→ **Supplied data**:
________
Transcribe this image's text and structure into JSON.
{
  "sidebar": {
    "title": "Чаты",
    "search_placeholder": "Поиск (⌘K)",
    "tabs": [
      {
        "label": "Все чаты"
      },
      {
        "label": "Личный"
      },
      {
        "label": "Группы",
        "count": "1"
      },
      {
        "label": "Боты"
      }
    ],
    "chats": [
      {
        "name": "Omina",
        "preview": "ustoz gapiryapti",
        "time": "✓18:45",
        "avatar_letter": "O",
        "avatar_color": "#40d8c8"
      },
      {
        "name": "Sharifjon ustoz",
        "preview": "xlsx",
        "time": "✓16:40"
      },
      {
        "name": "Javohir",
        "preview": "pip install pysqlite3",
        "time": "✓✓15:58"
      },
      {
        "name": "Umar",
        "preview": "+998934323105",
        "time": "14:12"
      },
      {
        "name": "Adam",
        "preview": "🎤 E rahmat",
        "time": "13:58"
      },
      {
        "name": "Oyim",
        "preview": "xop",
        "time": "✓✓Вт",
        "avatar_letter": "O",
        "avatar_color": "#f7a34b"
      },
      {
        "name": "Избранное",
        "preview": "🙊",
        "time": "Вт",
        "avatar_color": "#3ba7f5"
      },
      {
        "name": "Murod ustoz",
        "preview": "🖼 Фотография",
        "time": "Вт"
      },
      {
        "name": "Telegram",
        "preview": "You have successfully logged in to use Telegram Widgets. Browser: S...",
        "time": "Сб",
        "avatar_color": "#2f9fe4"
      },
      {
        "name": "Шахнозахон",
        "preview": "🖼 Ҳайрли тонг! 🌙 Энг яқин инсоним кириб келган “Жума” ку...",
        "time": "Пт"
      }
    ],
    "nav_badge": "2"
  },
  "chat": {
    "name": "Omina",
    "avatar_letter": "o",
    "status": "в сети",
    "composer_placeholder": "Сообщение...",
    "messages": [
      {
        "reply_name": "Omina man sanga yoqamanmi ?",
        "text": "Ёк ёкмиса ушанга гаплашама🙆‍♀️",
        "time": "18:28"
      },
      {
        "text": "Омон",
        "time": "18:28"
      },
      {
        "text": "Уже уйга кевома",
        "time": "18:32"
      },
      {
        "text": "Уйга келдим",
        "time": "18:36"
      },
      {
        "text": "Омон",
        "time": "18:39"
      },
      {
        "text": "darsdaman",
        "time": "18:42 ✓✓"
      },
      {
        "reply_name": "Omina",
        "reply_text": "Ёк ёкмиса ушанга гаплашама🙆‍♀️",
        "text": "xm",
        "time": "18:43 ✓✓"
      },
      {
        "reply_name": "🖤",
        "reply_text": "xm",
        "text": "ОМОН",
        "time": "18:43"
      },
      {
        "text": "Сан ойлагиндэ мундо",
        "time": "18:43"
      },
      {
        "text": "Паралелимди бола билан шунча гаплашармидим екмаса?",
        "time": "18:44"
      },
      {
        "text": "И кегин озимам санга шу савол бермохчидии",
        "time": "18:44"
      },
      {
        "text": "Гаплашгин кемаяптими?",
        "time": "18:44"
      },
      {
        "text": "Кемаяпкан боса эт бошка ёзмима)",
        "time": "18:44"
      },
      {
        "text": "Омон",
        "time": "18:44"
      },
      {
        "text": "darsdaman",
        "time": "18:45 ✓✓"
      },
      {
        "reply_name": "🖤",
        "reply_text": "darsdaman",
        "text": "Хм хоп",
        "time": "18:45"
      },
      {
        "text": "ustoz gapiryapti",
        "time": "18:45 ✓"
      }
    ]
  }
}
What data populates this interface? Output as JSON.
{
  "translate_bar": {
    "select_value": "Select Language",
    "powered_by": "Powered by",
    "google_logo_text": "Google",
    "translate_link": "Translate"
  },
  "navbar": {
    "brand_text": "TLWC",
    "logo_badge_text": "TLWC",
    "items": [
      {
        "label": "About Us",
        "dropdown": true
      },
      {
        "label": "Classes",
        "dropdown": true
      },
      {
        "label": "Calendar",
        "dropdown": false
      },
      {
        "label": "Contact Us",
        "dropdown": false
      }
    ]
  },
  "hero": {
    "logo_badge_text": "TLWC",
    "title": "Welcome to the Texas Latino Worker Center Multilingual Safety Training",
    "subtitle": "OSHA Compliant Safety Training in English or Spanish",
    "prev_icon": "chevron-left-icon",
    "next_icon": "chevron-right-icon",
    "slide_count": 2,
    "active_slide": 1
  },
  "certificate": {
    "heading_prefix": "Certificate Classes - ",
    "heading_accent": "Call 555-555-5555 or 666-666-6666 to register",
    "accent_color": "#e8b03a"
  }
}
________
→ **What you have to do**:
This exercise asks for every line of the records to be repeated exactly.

→ **Solution for this problem**:
Transcribe this image's text and structure into JSON.
{
  "sidebar": {
    "title": "Чаты",
    "search_placeholder": "Поиск (⌘K)",
    "tabs": [
      {
        "label": "Все чаты"
      },
      {
        "label": "Личный"
      },
      {
        "label": "Группы",
        "count": "1"
      },
      {
        "label": "Боты"
      }
    ],
    "chats": [
      {
        "name": "Omina",
        "preview": "ustoz gapiryapti",
        "time": "✓18:45",
        "avatar_letter": "O",
        "avatar_color": "#40d8c8"
      },
      {
        "name": "Sharifjon ustoz",
        "preview": "xlsx",
        "time": "✓16:40"
      },
      {
        "name": "Javohir",
        "preview": "pip install pysqlite3",
        "time": "✓✓15:58"
      },
      {
        "name": "Umar",
        "preview": "+998934323105",
        "time": "14:12"
      },
      {
        "name": "Adam",
        "preview": "🎤 E rahmat",
        "time": "13:58"
      },
      {
        "name": "Oyim",
        "preview": "xop",
        "time": "✓✓Вт",
        "avatar_letter": "O",
        "avatar_color": "#f7a34b"
      },
      {
        "name": "Избранное",
        "preview": "🙊",
        "time": "Вт",
        "avatar_color": "#3ba7f5"
      },
      {
        "name": "Murod ustoz",
        "preview": "🖼 Фотография",
        "time": "Вт"
      },
      {
        "name": "Telegram",
        "preview": "You have successfully logged in to use Telegram Widgets. Browser: S...",
        "time": "Сб",
        "avatar_color": "#2f9fe4"
      },
      {
        "name": "Шахнозахон",
        "preview": "🖼 Ҳайрли тонг! 🌙 Энг яқин инсоним кириб келган “Жума” ку...",
        "time": "Пт"
      }
    ],
    "nav_badge": "2"
  },
  "chat": {
    "name": "Omina",
    "avatar_letter": "o",
    "status": "в сети",
    "composer_placeholder": "Сообщение...",
    "messages": [
      {
        "reply_name": "Omina man sanga yoqamanmi ?",
        "text": "Ёк ёкмиса ушанга гаплашама🙆‍♀️",
        "time": "18:28"
      },
      {
        "text": "Омон",
        "time": "18:28"
      },
      {
        "text": "Уже уйга кевома",
        "time": "18:32"
      },
      {
        "text": "Уйга келдим",
        "time": "18:36"
      },
      {
        "text": "Омон",
        "time": "18:39"
      },
      {
        "text": "darsdaman",
        "time": "18:42 ✓✓"
      },
      {
        "reply_name": "Omina",
        "reply_text": "Ёк ёкмиса ушанга гаплашама🙆‍♀️",
        "text": "xm",
        "time": "18:43 ✓✓"
      },
      {
        "reply_name": "🖤",
        "reply_text": "xm",
        "text": "ОМОН",
        "time": "18:43"
      },
      {
        "text": "Сан ойлагиндэ мундо",
        "time": "18:43"
      },
      {
        "text": "Паралелимди бола билан шунча гаплашармидим екмаса?",
        "time": "18:44"
      },
      {
        "text": "И кегин озимам санга шу савол бермохчидии",
        "time": "18:44"
      },
      {
        "text": "Гаплашгин кемаяптими?",
        "time": "18:44"
      },
      {
        "text": "Кемаяпкан боса эт бошка ёзмима)",
        "time": "18:44"
      },
      {
        "text": "Омон",
        "time": "18:44"
      },
      {
        "text": "darsdaman",
        "time": "18:45 ✓✓"
      },
      {
        "reply_name": "🖤",
        "reply_text": "darsdaman",
        "text": "Хм хоп",
        "time": "18:45"
      },
      {
        "text": "ustoz gapiryapti",
        "time": "18:45 ✓"
      }
    ]
  }
}
What data populates this interface? Output as JSON.
{
  "translate_bar": {
    "select_value": "Select Language",
    "powered_by": "Powered by",
    "google_logo_text": "Google",
    "translate_link": "Translate"
  },
  "navbar": {
    "brand_text": "TLWC",
    "logo_badge_text": "TLWC",
    "items": [
      {
        "label": "About Us",
        "dropdown": true
      },
      {
        "label": "Classes",
        "dropdown": true
      },
      {
        "label": "Calendar",
        "dropdown": false
      },
      {
        "label": "Contact Us",
        "dropdown": false
      }
    ]
  },
  "hero": {
    "logo_badge_text": "TLWC",
    "title": "Welcome to the Texas Latino Worker Center Multilingual Safety Training",
    "subtitle": "OSHA Compliant Safety Training in English or Spanish",
    "prev_icon": "chevron-left-icon",
    "next_icon": "chevron-right-icon",
    "slide_count": 2,
    "active_slide": 1
  },
  "certificate": {
    "heading_prefix": "Certificate Classes - ",
    "heading_accent": "Call 555-555-5555 or 666-666-6666 to register",
    "accent_color": "#e8b03a"
  }
}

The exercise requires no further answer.